  • Spiked shoes: Shoes equipped with metal spikes are necessary for traction while sprinting on the ice at the start of a run.


Unlike the other winter sled sports of bobsled and luge, skeleton has traditionally only featured single-rider events. However, as of June 2022, the International Olympic Committee decided to include a new mixed-team event in the 2026 Winter Olympic Games in Milano-Cortina.

This mixed-team event is very similar to the mixed-team relay seen in the sport of luge. One Women’s Skeleton racers will take their run down the track, with their finish marking the start of the subsequent male athlete’s run. Both Olympic Skeleton racers’ times are combined and compared to the rest of the field.


At the Winter Olympics , all skeleton events take place on the same track as both luge and bobsled events. These tracks usually measure a mile in length, contain fifteen or more turns, and descend close to 400 feet from start to finish.

As an example of such a track, at the 2022 Beijing Olympic Winter Games, for the Olympic sport Skeleton Competition the “Snow Dragon” sledding track featured 16 total curves, measured 1.6 miles in length, contained a 397-foot elevation difference from start to finish, and even had an extremely rare 360-degree turn!


SKELETON gameplay

A skeleton run begins in the same fashion as a bobsled run – athletes push their sled to generate as much speed as possible before hopping onto the sled on their stomach for the remainder of the run. This running start on the ice is made possible by the traction provided by the spiked shoes, allowing them to sprint at full speed with little worry of slipping on the ice.
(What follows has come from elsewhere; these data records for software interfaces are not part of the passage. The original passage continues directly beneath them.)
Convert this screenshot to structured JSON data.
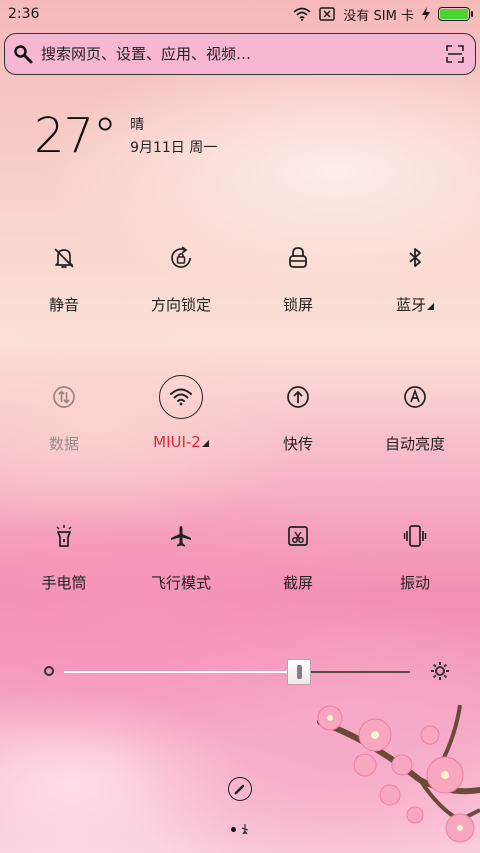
{
  "status_bar": {
    "time": "2:36",
    "carrier": "没有 SIM 卡",
    "battery_level": 1.0,
    "battery_color": "#4cd137"
  },
  "search": {
    "placeholder": "搜索网页、设置、应用、视频…",
    "search_icon": "search-icon",
    "scan_icon": "scan-icon"
  },
  "weather": {
    "temperature": "27°",
    "condition": "晴",
    "date": "9月11日 周一"
  },
  "toggles": [
    {
      "label": "静音",
      "icon": "bell-off-icon",
      "state": "off"
    },
    {
      "label": "方向锁定",
      "icon": "rotation-lock-icon",
      "state": "off"
    },
    {
      "label": "锁屏",
      "icon": "lock-icon",
      "state": "off"
    },
    {
      "label": "蓝牙",
      "icon": "bluetooth-icon",
      "state": "off",
      "has_menu": true
    },
    {
      "label": "数据",
      "icon": "data-icon",
      "state": "disabled"
    },
    {
      "label": "MIUI-2",
      "icon": "wifi-icon",
      "state": "on",
      "has_menu": true
    },
    {
      "label": "快传",
      "icon": "share-icon",
      "state": "off"
    },
    {
      "label": "自动亮度",
      "icon": "auto-brightness-icon",
      "state": "off"
    },
    {
      "label": "手电筒",
      "icon": "flashlight-icon",
      "state": "off"
    },
    {
      "label": "飞行模式",
      "icon": "airplane-icon",
      "state": "off"
    },
    {
      "label": "截屏",
      "icon": "screenshot-icon",
      "state": "off"
    },
    {
      "label": "振动",
      "icon": "vibrate-icon",
      "state": "off"
    }
  ],
  "brightness": {
    "level": 0.65
  },
  "colors": {
    "accent_active": "#e22a3a",
    "search_bg": "#f7b6d2"
  }
}
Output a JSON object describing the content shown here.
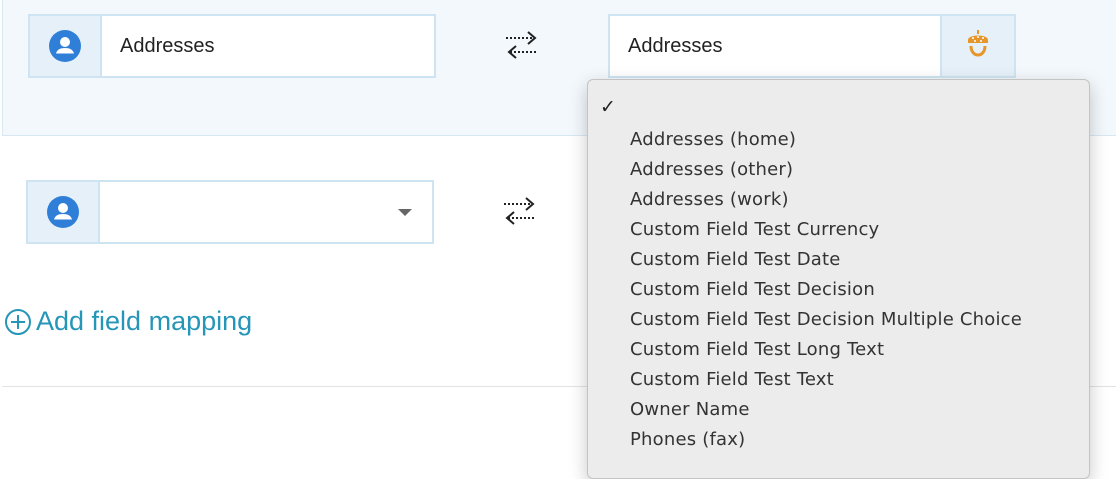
{
  "mapping_rows": [
    {
      "source_field": "Addresses",
      "target_field": "Addresses"
    },
    {
      "source_field": ""
    }
  ],
  "add_mapping_label": "Add field mapping",
  "dropdown": {
    "selected_mark": "✓",
    "options": [
      "Addresses (home)",
      "Addresses (other)",
      "Addresses (work)",
      "Custom Field Test Currency",
      "Custom Field Test Date",
      "Custom Field Test Decision",
      "Custom Field Test Decision Multiple Choice",
      "Custom Field Test Long Text",
      "Custom Field Test Text",
      "Owner Name",
      "Phones (fax)"
    ]
  },
  "colors": {
    "accent_blue": "#2f7fd8",
    "link_teal": "#2596b8",
    "acorn_orange": "#e6962a",
    "panel_bg": "#f3f8fc",
    "field_border": "#cfe4f2"
  },
  "icons": {
    "source": "person-circle-icon",
    "swap": "swap-arrows-icon",
    "target": "acorn-icon",
    "add": "plus-circle-icon",
    "select": "caret-down-icon"
  }
}
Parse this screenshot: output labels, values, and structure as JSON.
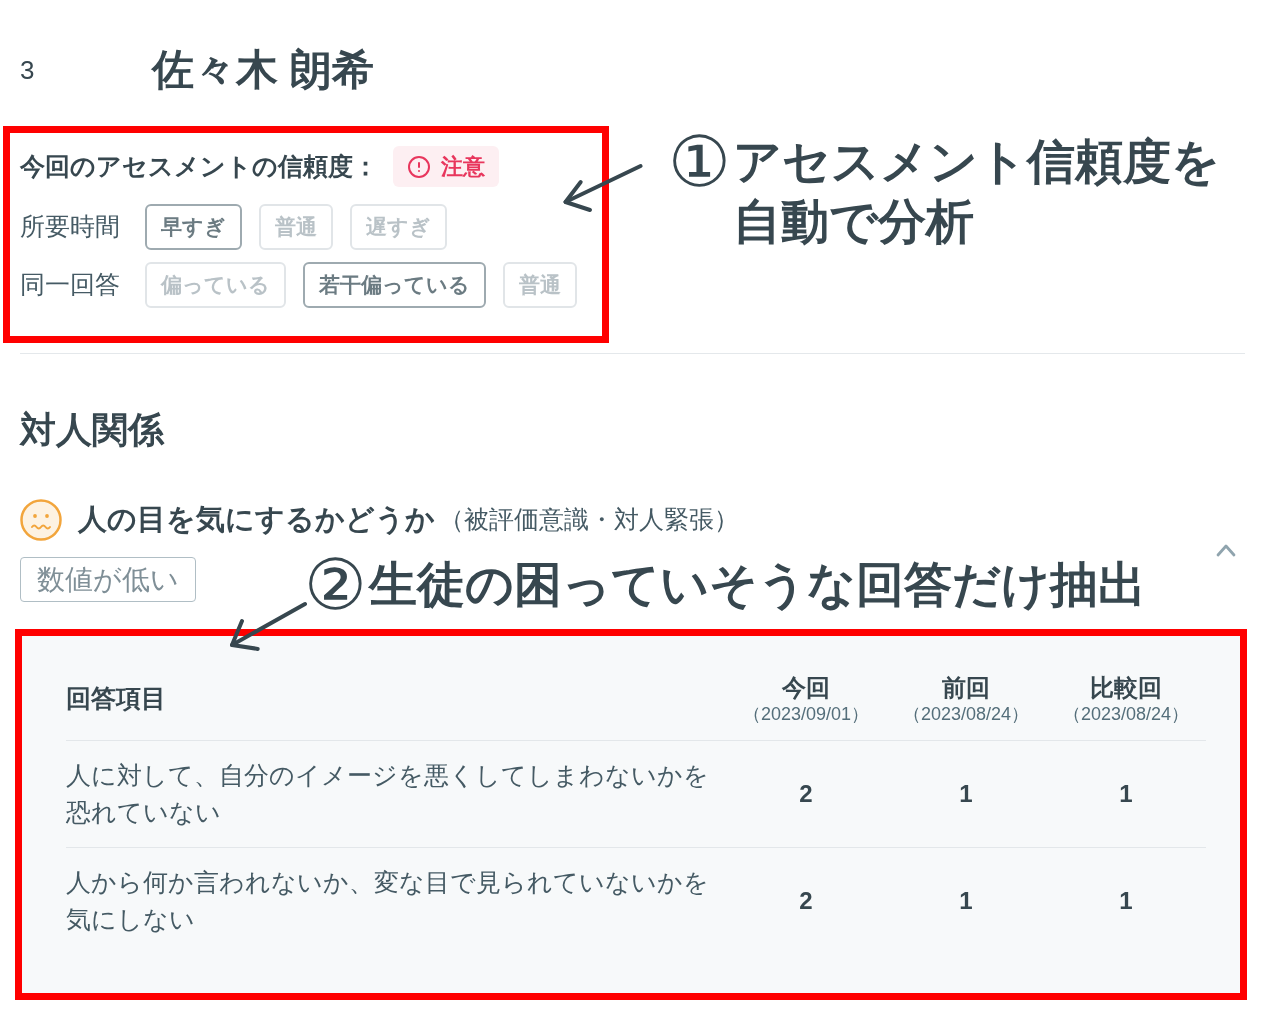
{
  "header": {
    "number": "3",
    "name": "佐々木 朗希"
  },
  "assessment": {
    "label": "今回のアセスメントの信頼度：",
    "badge": "注意",
    "criteria": [
      {
        "label": "所要時間",
        "options": [
          {
            "label": "早すぎ",
            "selected": true
          },
          {
            "label": "普通",
            "selected": false
          },
          {
            "label": "遅すぎ",
            "selected": false
          }
        ]
      },
      {
        "label": "同一回答",
        "options": [
          {
            "label": "偏っている",
            "selected": false
          },
          {
            "label": "若干偏っている",
            "selected": true
          },
          {
            "label": "普通",
            "selected": false
          }
        ]
      }
    ],
    "annotation": {
      "number": "①",
      "lines": [
        "アセスメント信頼度を",
        "自動で分析"
      ]
    }
  },
  "section": {
    "title": "対人関係",
    "item": {
      "title": "人の目を気にするかどうか",
      "subtitle": "（被評価意識・対人緊張）",
      "expanded": true,
      "tag": "数値が低い",
      "annotation": {
        "number": "②",
        "lines": [
          "生徒の困っていそうな回答だけ抽出"
        ]
      },
      "table": {
        "columns": [
          {
            "title": "回答項目"
          },
          {
            "title": "今回",
            "date": "（2023/09/01）"
          },
          {
            "title": "前回",
            "date": "（2023/08/24）"
          },
          {
            "title": "比較回",
            "date": "（2023/08/24）"
          }
        ],
        "rows": [
          {
            "item": [
              "人に対して、自分のイメージを悪くしてしまわないかを",
              "恐れていない"
            ],
            "values": [
              "2",
              "1",
              "1"
            ]
          },
          {
            "item": [
              "人から何か言われないか、変な目で見られていないかを",
              "気にしない"
            ],
            "values": [
              "2",
              "1",
              "1"
            ]
          }
        ]
      }
    }
  }
}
Skeleton competitors are given four total runs spread out across two separate days. All four of these run times are then combined into a final time that is used to determine the rankings of the event.

Each skeleton run is timed to hundredths of a second, with these minuscule margins often narrowly separating the top sledders.


For the unknowledgeable viewer, it is commonly thought that skeleton sleds are simply controlled by fate – that is, the sledder has basically no control over where their sled is headed other than simply down. While it is true that skeleton sleds have no steering or braking mechanisms, an athlete can control the sled entirely with their own body.

Similar to luge, a skeleton athlete uses their entire body to control the sled. However, as a skeleton run is done head-first and in a prone position, this changes the overall body mechanics used to steer.

While shifting body weight is still a major aspect of steering a skeleton sled, possibly the most important tool at an athlete’s disposal is their head and shoulders, which lead them down the track. By turning their head and pushing down on the corners of the sled with their shoulders, a sledder can make minor adjustments that make a world of difference in how the sled maneuvers around curves. Likewise, athletes can push on the corners of their sled with their knees and tap the ground with their toes to alter their trajectory.

As the skeleton sleds slide down the track, athletes can easily reach speeds over 80 miles an hour, making it one of the most dangerous Olympic sports, up there with bobsled and luge, though Skeleton races tend to be the slowest.

Check out how fast these skeleton sliders go in these Skeleton event highlights:

Skeleton – Men’s Heats 1 & 2 | Sochi 2014 Winter Olympics


As with all other racing events, the Skeleton athlete races to have the fastest combined time of their four runs. They are the winner of the skeleton race.